Wealthy clients often have high expectations from their financial advisors, and investors from China are accustom to big returns. Yu makes sure these clients know what they’re getting into as he aims to create a long-term relationship. “It is much harder to make money here, compared to in China, so in addition to focusing on that, I talk to clients a lot about adding community value with their money through a donor advised fund or similar type of vehicle. If they want to stay here for the long run, I want to help them make sure they know what is important to them and what isn’t.”

https://i0.wp.com/www.genesis-mining.com/files/banner/970x90/GM-970x90-BIT-ENG-Banner.gif?resize=777%2C72&ssl=1

It seems to be working. Yu estimates his average client, typically worth $30 to $50 million, gives him roughly $10 million to invest and manage. The firm, ten employees including Yu, works with 100 households and new clients are required to have at least $5 million in assets to join.

Yu relies on two investment advisors to help with retirement and other financial planning aspects of the business while he focuses primarily on client portfolios. Yu says his current asset allocation mix is 60% in bonds and 40% in stocks. Yu plans to allocate more assets towards private equity through trusts which he hopes will benefit his next generation of clients: the children and grandchildren of existing clients.

Follow me on Twitter or LinkedIn. Send me a secure tip.

I’m a wealth management staff writer at Forbes based in New York. Prior to joining Forbes, I was on the same beat for Private Asset Management. I also covered public policy and compliance for compliance reporter and the auto industry for the New York Daily News. A lifelong New Yorker, I got my M.A. from the Craig Newmark Graduate School of Journalism at the City University of New York. Email thoughts and tips to JBisnoff@Forbes.com. Follow me on Twitter at @JBisnoff.

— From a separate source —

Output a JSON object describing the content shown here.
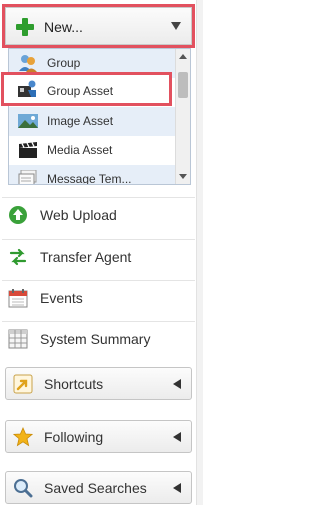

Source:https://www.forbes.com/sites/jasonbisnoff/2020/02/10/900-million-wealth-advisor-is-top-choice-for-wealthy-asian-immigrants

 

Subscribe to France 24 now : http://f24.my/youtubeEN FRANCE 24 live news stream: all the latest news 24/7 http://f24.my/YTliveEN Visit our website : http://www.france24.com Subscribe to our YouTube channel : http://f24.my/youtubeEN Like us on Facebook : https://www.facebook.com/FRANCE24.Eng… Follow us on Twitter : https://twitter.com/France24_en\

3

 

 

 

%d bloggers like this: